There’s also a fundamental misunderstanding of what it means to say mental health issues are causing physical pain. This implies to most people that the pain doesn’t really exist. Pain doesn’t work this way. Pain caused by mental issues is real. It just has a different chain of causation.

Look for a listener, not a magician

In reality, many patients have both mental and physical health issues. The two may be feeding off each other, but the patient faces the stress of not just being able to pick one treatment path.

Beyond that, there’s the sheer complexity of what we know and don’t yet know about how mental health issues affect physical pain — and the unfortunate reality that doctors tend to be really bad both at navigating such complexity and at explaining things to their patients. These challenges smacked me in the face repeatedly during my battle with anxiety and chronic pain.

If you have chronic pain and a mental health issue, I suggest the following approach.

First, seek help from medical or mental health professionals. Don’t go looking for somebody with a magic answer. Look for somebody who will listen to you and communicate with you in a way you understand.

Second, get the best understanding you can of whether you are dealing with a physical issue, a mental issue or both. Trial and error will be required here most of the time. The answer won’t always be obvious. I still don’t know for sure the extent to which my anxiety contributed to my physical pain. I do know that I had significant physical problems that were the primary source of my pain. Once I found a muscle activation therapist who helped me get my muscles working properly after years of misuse, a process that took almost a year, my pain reduced dramatically.

Third, if you suspect a mental health component, don’t assume you’ll simply be able to move past it. You need to understand the sources of your anxiety or depression, honestly address them and train your mind to better process sources of stress going forward. This relieves pain coming from this source in the same way your bone healing relieves the pain from a broken arm.

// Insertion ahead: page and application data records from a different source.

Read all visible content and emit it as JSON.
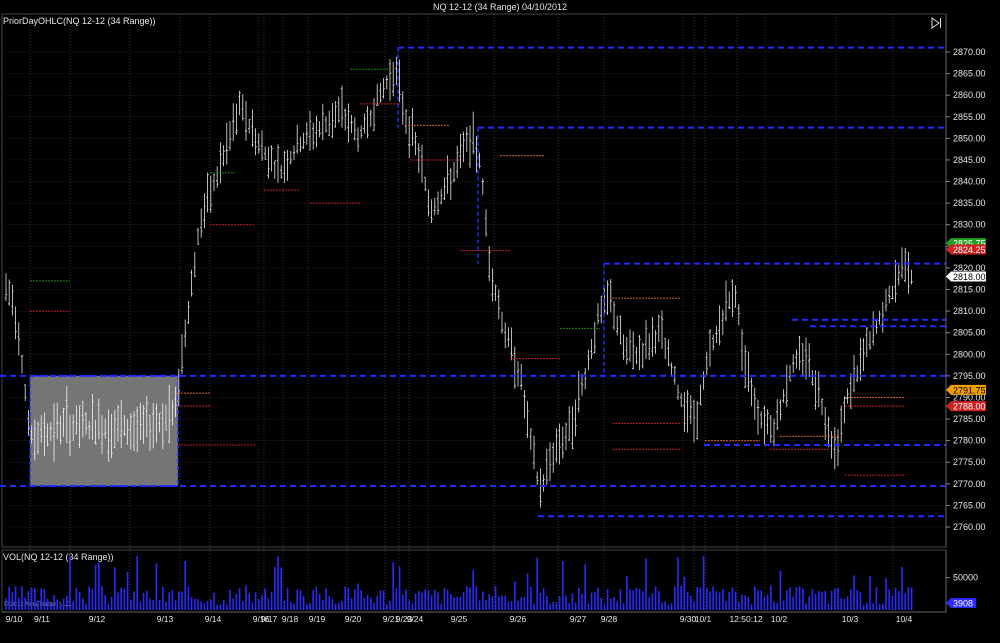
{
  "window": {
    "title": "NQ 12-12 (34 Range)  04/10/2012"
  },
  "panels": {
    "price_label": "PriorDayOHLC(NQ 12-12 (34 Range))",
    "volume_label": "VOL(NQ 12-12 (34 Range))",
    "copyright": "© 2012 NinjaTrader, LLC"
  },
  "icons": {
    "scroll_end": "scroll-to-end-icon"
  },
  "colors": {
    "background": "#000000",
    "bars": "#e8e8e8",
    "levels": "#1f2bff",
    "volume": "#2a2aff",
    "badge_up": "#20a020",
    "badge_down": "#d02020",
    "badge_orange": "#f0a000",
    "badge_last": "#ffffff"
  },
  "chart_data": {
    "type": "ohlc",
    "price_axis": {
      "min": 2756,
      "max": 2875,
      "ticks": [
        "2870.00",
        "2865.00",
        "2860.00",
        "2855.00",
        "2850.00",
        "2845.00",
        "2840.00",
        "2835.00",
        "2830.00",
        "2825.00",
        "2820.00",
        "2815.00",
        "2810.00",
        "2805.00",
        "2800.00",
        "2795.00",
        "2790.00",
        "2785.00",
        "2780.00",
        "2775.00",
        "2770.00",
        "2765.00",
        "2760.00"
      ]
    },
    "volume_axis": {
      "ticks": [
        "50000"
      ],
      "max": 100000
    },
    "x_labels": [
      "9/10",
      "9/11",
      "9/12",
      "9/13",
      "9/14",
      "9/16",
      "9/17",
      "9/18",
      "9/19",
      "9/20",
      "9/21",
      "9/23",
      "9/24",
      "9/25",
      "9/26",
      "9/27",
      "9/28",
      "9/30",
      "10/1",
      "12:50:12",
      "10/2",
      "10/3",
      "10/4"
    ],
    "price_badges": [
      {
        "label": "2825.75",
        "kind": "up"
      },
      {
        "label": "2824.25",
        "kind": "down"
      },
      {
        "label": "2818.00",
        "kind": "last"
      },
      {
        "label": "2791.75",
        "kind": "orange"
      },
      {
        "label": "2788.00",
        "kind": "down"
      }
    ],
    "volume_badge": "3908",
    "levels": [
      2871,
      2852.5,
      2821,
      2808,
      2806.5,
      2795,
      2779,
      2769.5,
      2762.5
    ],
    "highlight_zone": {
      "from": "9/11",
      "to": "9/13",
      "low": 2769.5,
      "high": 2795
    },
    "grid": true
  }
}
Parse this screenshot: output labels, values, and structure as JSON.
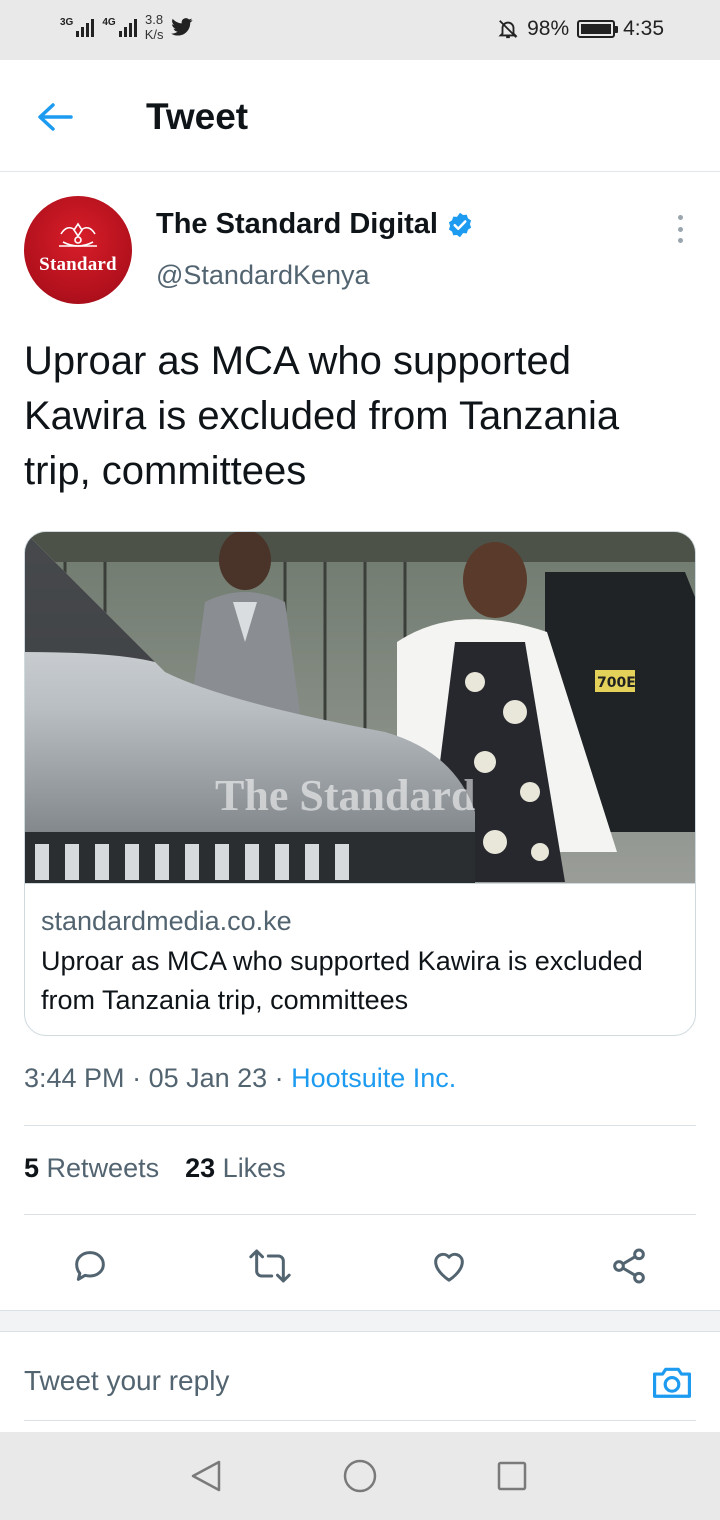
{
  "status_bar": {
    "network_1": "3G",
    "network_2": "4G",
    "speed_value": "3.8",
    "speed_unit": "K/s",
    "battery": "98%",
    "battery_level": 0.98,
    "time": "4:35",
    "icons": [
      "signal-icon",
      "twitter-icon",
      "mute-bell-icon",
      "battery-icon"
    ]
  },
  "header": {
    "title": "Tweet",
    "back_icon": "back-arrow-icon"
  },
  "author": {
    "display_name": "The Standard Digital",
    "handle": "@StandardKenya",
    "verified": true,
    "avatar_text": "Standard",
    "avatar_color": "#c8131f"
  },
  "tweet": {
    "text": "Uproar as MCA who supported Kawira is excluded from Tanzania trip, committees"
  },
  "link_card": {
    "domain": "standardmedia.co.ke",
    "title": "Uproar as MCA who supported Kawira is excluded from Tanzania trip, committees",
    "image_watermark": "The Standard",
    "image_plate": "700E"
  },
  "meta": {
    "time": "3:44 PM",
    "separator": " · ",
    "date": "05 Jan 23",
    "source": "Hootsuite Inc."
  },
  "stats": {
    "retweets_count": "5",
    "retweets_label": "Retweets",
    "likes_count": "23",
    "likes_label": "Likes"
  },
  "actions": [
    "reply-icon",
    "retweet-icon",
    "like-icon",
    "share-icon"
  ],
  "reply": {
    "placeholder": "Tweet your reply"
  },
  "colors": {
    "accent": "#1d9bf0",
    "text": "#0f1419",
    "secondary": "#536471",
    "border": "#cfd9de"
  }
}
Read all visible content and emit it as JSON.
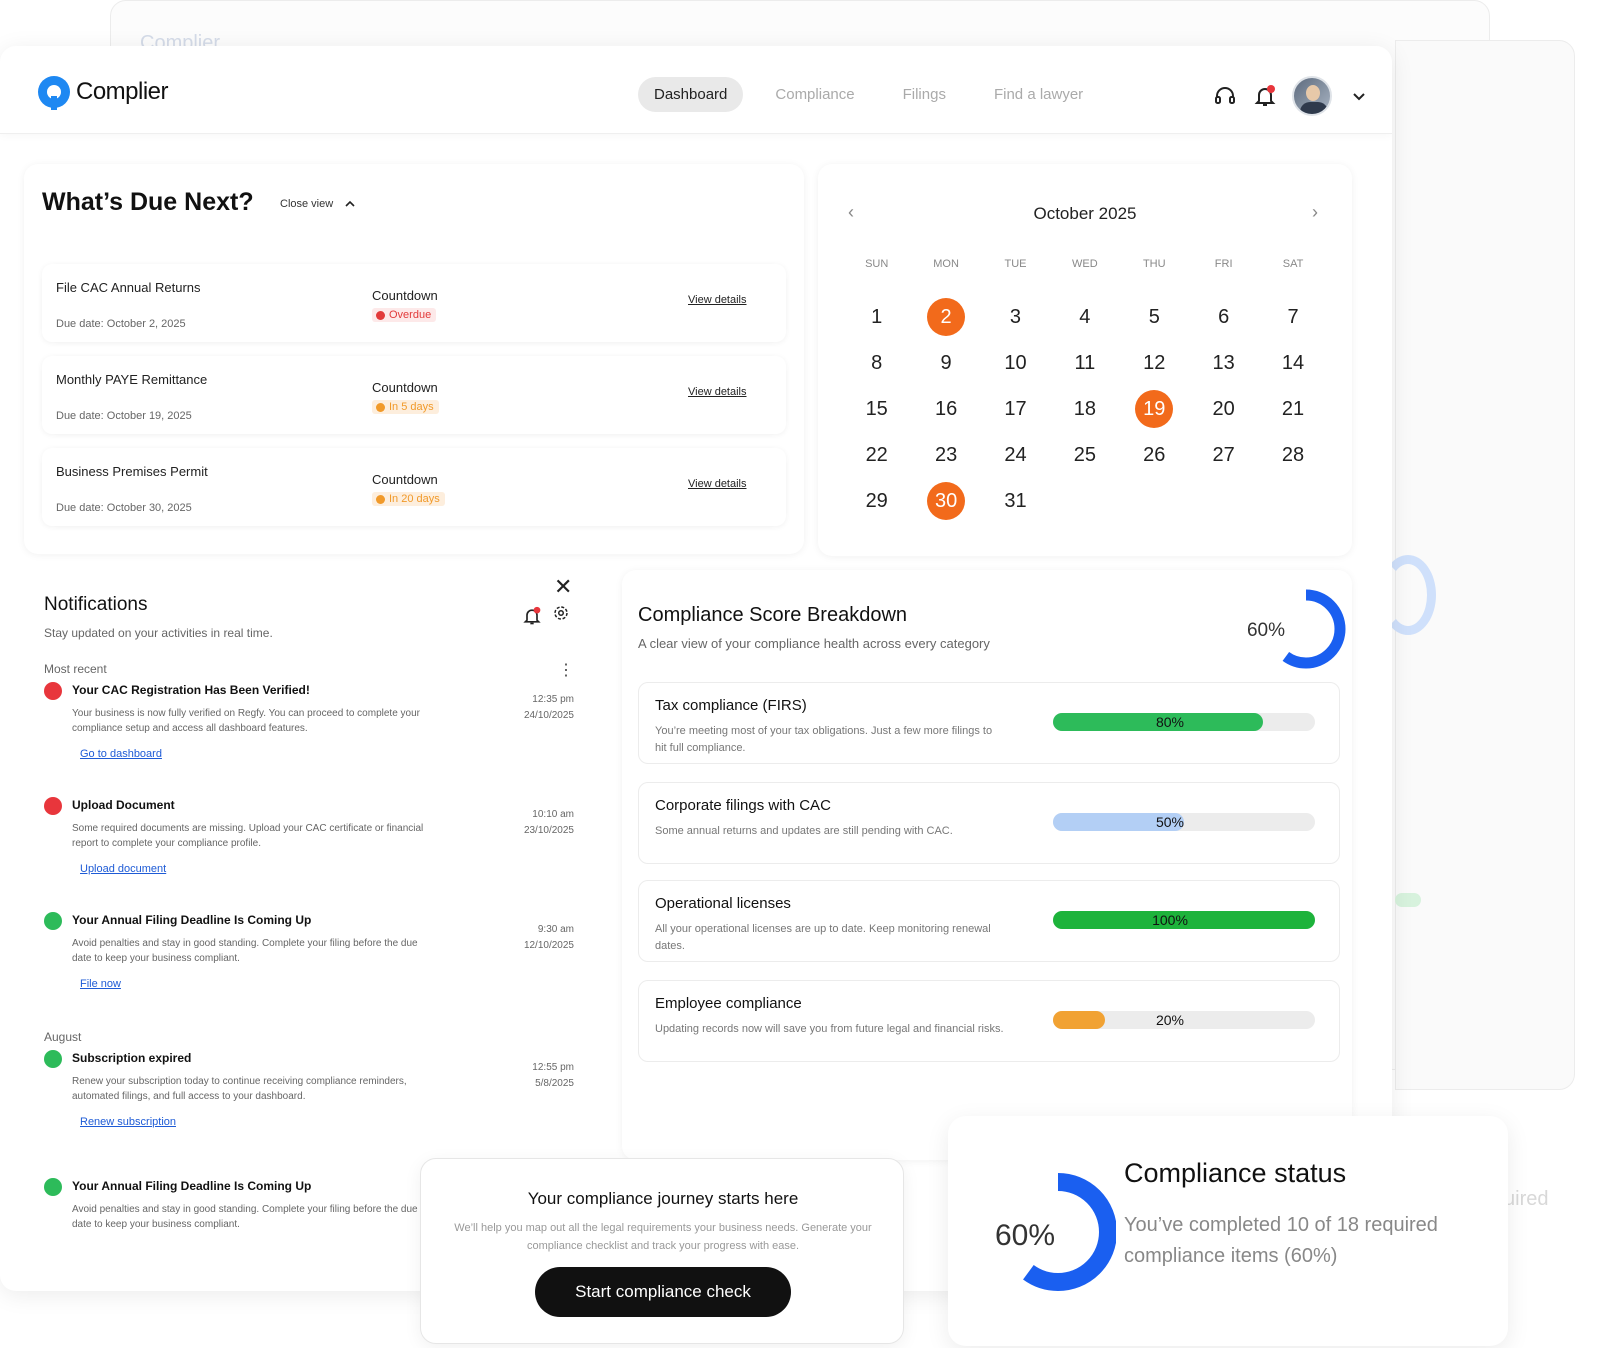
{
  "app": {
    "name": "Complier",
    "brand_color": "#1e88f2",
    "accent_color": "#f26a1b"
  },
  "nav": [
    {
      "label": "Dashboard",
      "active": true
    },
    {
      "label": "Compliance",
      "active": false
    },
    {
      "label": "Filings",
      "active": false
    },
    {
      "label": "Find a lawyer",
      "active": false
    }
  ],
  "due": {
    "title": "What’s Due Next?",
    "close_view": "Close view",
    "items": [
      {
        "name": "File CAC Annual Returns",
        "date": "Due date: October 2, 2025",
        "countdown": "Countdown",
        "status": "Overdue",
        "status_color": "red",
        "link": "View details"
      },
      {
        "name": "Monthly PAYE Remittance",
        "date": "Due date: October 19, 2025",
        "countdown": "Countdown",
        "status": "In 5 days",
        "status_color": "orange",
        "link": "View details"
      },
      {
        "name": "Business Premises Permit",
        "date": "Due date: October 30, 2025",
        "countdown": "Countdown",
        "status": "In 20 days",
        "status_color": "orange",
        "link": "View details"
      }
    ]
  },
  "calendar": {
    "month": "October 2025",
    "weekdays": [
      "SUN",
      "MON",
      "TUE",
      "WED",
      "THU",
      "FRI",
      "SAT"
    ],
    "start_offset": 0,
    "days_in_month": 31,
    "highlighted": [
      2,
      19,
      30
    ]
  },
  "notifications": {
    "title": "Notifications",
    "subtitle": "Stay updated on your activities in real time.",
    "section_recent": "Most recent",
    "section_august": "August",
    "items": [
      {
        "color": "red",
        "title": "Your CAC Registration Has Been Verified!",
        "body": "Your business is now fully verified on Regfy. You can proceed to complete your compliance setup and access all dashboard features.",
        "link": "Go to dashboard",
        "time": "12:35 pm",
        "date": "24/10/2025"
      },
      {
        "color": "red",
        "title": "Upload Document",
        "body": "Some required documents are missing. Upload your CAC certificate or financial report to complete your compliance profile.",
        "link": "Upload document",
        "time": "10:10 am",
        "date": "23/10/2025"
      },
      {
        "color": "green",
        "title": "Your Annual Filing Deadline Is Coming Up",
        "body": "Avoid penalties and stay in good standing. Complete your filing before the due date to keep your business compliant.",
        "link": "File now",
        "time": "9:30 am",
        "date": "12/10/2025"
      },
      {
        "color": "green",
        "title": "Subscription expired",
        "body": "Renew your subscription today to continue receiving compliance reminders, automated filings, and full access to your dashboard.",
        "link": "Renew subscription",
        "time": "12:55 pm",
        "date": "5/8/2025"
      },
      {
        "color": "green",
        "title": "Your Annual Filing Deadline Is Coming Up",
        "body": "Avoid penalties and stay in good standing. Complete your filing before the due date to keep your business compliant.",
        "link": "",
        "time": "",
        "date": ""
      }
    ]
  },
  "score": {
    "title": "Compliance Score Breakdown",
    "subtitle": "A clear view of your compliance health across every category",
    "percent": 60,
    "percent_label": "60%",
    "items": [
      {
        "title": "Tax compliance (FIRS)",
        "desc": "You’re meeting most of your tax obligations. Just a few more filings to hit full compliance.",
        "value": 80,
        "label": "80%",
        "color": "#2dbb5a"
      },
      {
        "title": "Corporate filings with CAC",
        "desc": "Some annual returns and updates are still pending with CAC.",
        "value": 50,
        "label": "50%",
        "color": "#b3cff5"
      },
      {
        "title": "Operational licenses",
        "desc": "All your operational licenses are up to date. Keep monitoring renewal dates.",
        "value": 100,
        "label": "100%",
        "color": "#1db33b"
      },
      {
        "title": "Employee compliance",
        "desc": "Updating records now will save you from future legal and financial risks.",
        "value": 20,
        "label": "20%",
        "color": "#f1a233"
      }
    ]
  },
  "journey": {
    "title": "Your compliance journey starts here",
    "body": "We’ll help you map out all the legal requirements your business needs. Generate your compliance checklist and track your progress with ease.",
    "button": "Start compliance check"
  },
  "status": {
    "title": "Compliance status",
    "percent": 60,
    "percent_label": "60%",
    "body": "You’ve completed 10 of 18 required compliance items (60%)"
  },
  "ghost": {
    "logo": "Complier",
    "text": "uired"
  }
}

I went through about a dozen psychiatrists/psychologists before finding one who guided me through 3½ years of psychotherapy that helped me address my unresolved trauma and eliminate my anxiety. I believe this, too, had at least a little something to do with the reduction in my physical pain.

This is all very complex, but please believe me on one key point: Help exists, and you can get better. There is a path for reducing chronic pain, anxiety and depression.

Adam Smith is a Democrat representing Washington state’s 9th Congressional District in the U.S. House. His new book is “Lost and Broken: My Journey Back from Chronic Pain and Crippling Anxiety.”

Speak Your Mind